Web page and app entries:

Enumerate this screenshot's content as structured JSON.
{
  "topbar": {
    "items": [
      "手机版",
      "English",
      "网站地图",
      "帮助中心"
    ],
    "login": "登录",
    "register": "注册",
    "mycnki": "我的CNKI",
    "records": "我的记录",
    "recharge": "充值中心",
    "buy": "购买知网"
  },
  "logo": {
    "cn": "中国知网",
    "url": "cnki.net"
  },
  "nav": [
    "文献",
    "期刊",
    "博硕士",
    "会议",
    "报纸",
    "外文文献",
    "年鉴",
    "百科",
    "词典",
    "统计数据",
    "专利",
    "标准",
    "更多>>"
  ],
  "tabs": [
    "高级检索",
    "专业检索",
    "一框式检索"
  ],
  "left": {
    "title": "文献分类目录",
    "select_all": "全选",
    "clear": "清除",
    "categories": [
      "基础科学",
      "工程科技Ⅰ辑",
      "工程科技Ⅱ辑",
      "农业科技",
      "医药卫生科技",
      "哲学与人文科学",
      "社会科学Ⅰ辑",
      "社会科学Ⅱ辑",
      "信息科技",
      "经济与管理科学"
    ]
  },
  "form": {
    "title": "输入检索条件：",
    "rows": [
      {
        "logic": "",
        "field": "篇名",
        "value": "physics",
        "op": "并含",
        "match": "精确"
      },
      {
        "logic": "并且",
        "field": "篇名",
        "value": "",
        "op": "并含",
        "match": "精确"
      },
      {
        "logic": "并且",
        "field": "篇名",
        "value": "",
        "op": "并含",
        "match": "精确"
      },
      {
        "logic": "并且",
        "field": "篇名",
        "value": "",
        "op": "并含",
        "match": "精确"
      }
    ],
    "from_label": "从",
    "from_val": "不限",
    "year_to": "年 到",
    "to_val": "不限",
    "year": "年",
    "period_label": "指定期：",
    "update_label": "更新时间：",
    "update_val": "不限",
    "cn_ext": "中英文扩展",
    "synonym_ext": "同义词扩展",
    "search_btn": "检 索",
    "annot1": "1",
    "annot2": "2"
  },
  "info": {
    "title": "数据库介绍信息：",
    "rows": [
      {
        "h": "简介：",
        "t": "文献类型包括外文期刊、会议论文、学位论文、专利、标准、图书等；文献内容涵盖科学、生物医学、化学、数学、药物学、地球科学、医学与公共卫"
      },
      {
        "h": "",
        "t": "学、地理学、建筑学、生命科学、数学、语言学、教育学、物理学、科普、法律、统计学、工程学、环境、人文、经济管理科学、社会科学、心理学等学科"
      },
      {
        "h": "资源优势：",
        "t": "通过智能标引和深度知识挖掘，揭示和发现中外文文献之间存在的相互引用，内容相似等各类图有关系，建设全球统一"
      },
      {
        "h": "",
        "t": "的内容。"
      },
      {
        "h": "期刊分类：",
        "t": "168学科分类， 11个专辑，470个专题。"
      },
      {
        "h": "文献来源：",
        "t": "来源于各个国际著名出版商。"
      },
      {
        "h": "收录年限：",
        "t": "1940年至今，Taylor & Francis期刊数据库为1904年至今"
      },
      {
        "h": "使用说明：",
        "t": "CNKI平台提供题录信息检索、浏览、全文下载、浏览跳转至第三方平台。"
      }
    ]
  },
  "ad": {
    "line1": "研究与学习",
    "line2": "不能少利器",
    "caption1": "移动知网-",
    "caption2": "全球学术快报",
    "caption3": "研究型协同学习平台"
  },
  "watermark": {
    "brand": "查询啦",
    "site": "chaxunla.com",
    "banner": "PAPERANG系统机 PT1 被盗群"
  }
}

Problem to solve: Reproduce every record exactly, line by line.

Task solution:
Enumerate this screenshot's content as structured JSON.
{
  "topbar": {
    "items": [
      "手机版",
      "English",
      "网站地图",
      "帮助中心"
    ],
    "login": "登录",
    "register": "注册",
    "mycnki": "我的CNKI",
    "records": "我的记录",
    "recharge": "充值中心",
    "buy": "购买知网"
  },
  "logo": {
    "cn": "中国知网",
    "url": "cnki.net"
  },
  "nav": [
    "文献",
    "期刊",
    "博硕士",
    "会议",
    "报纸",
    "外文文献",
    "年鉴",
    "百科",
    "词典",
    "统计数据",
    "专利",
    "标准",
    "更多>>"
  ],
  "tabs": [
    "高级检索",
    "专业检索",
    "一框式检索"
  ],
  "left": {
    "title": "文献分类目录",
    "select_all": "全选",
    "clear": "清除",
    "categories": [
      "基础科学",
      "工程科技Ⅰ辑",
      "工程科技Ⅱ辑",
      "农业科技",
      "医药卫生科技",
      "哲学与人文科学",
      "社会科学Ⅰ辑",
      "社会科学Ⅱ辑",
      "信息科技",
      "经济与管理科学"
    ]
  },
  "form": {
    "title": "输入检索条件：",
    "rows": [
      {
        "logic": "",
        "field": "篇名",
        "value": "physics",
        "op": "并含",
        "match": "精确"
      },
      {
        "logic": "并且",
        "field": "篇名",
        "value": "",
        "op": "并含",
        "match": "精确"
      },
      {
        "logic": "并且",
        "field": "篇名",
        "value": "",
        "op": "并含",
        "match": "精确"
      },
      {
        "logic": "并且",
        "field": "篇名",
        "value": "",
        "op": "并含",
        "match": "精确"
      }
    ],
    "from_label": "从",
    "from_val": "不限",
    "year_to": "年 到",
    "to_val": "不限",
    "year": "年",
    "period_label": "指定期：",
    "update_label": "更新时间：",
    "update_val": "不限",
    "cn_ext": "中英文扩展",
    "synonym_ext": "同义词扩展",
    "search_btn": "检 索",
    "annot1": "1",
    "annot2": "2"
  },
  "info": {
    "title": "数据库介绍信息：",
    "rows": [
      {
        "h": "简介：",
        "t": "文献类型包括外文期刊、会议论文、学位论文、专利、标准、图书等；文献内容涵盖科学、生物医学、化学、数学、药物学、地球科学、医学与公共卫"
      },
      {
        "h": "",
        "t": "学、地理学、建筑学、生命科学、数学、语言学、教育学、物理学、科普、法律、统计学、工程学、环境、人文、经济管理科学、社会科学、心理学等学科"
      },
      {
        "h": "资源优势：",
        "t": "通过智能标引和深度知识挖掘，揭示和发现中外文文献之间存在的相互引用，内容相似等各类图有关系，建设全球统一"
      },
      {
        "h": "",
        "t": "的内容。"
      },
      {
        "h": "期刊分类：",
        "t": "168学科分类， 11个专辑，470个专题。"
      },
      {
        "h": "文献来源：",
        "t": "来源于各个国际著名出版商。"
      },
      {
        "h": "收录年限：",
        "t": "1940年至今，Taylor & Francis期刊数据库为1904年至今"
      },
      {
        "h": "使用说明：",
        "t": "CNKI平台提供题录信息检索、浏览、全文下载、浏览跳转至第三方平台。"
      }
    ]
  },
  "ad": {
    "line1": "研究与学习",
    "line2": "不能少利器",
    "caption1": "移动知网-",
    "caption2": "全球学术快报",
    "caption3": "研究型协同学习平台"
  },
  "watermark": {
    "brand": "查询啦",
    "site": "chaxunla.com",
    "banner": "PAPERANG系统机 PT1 被盗群"
  }
}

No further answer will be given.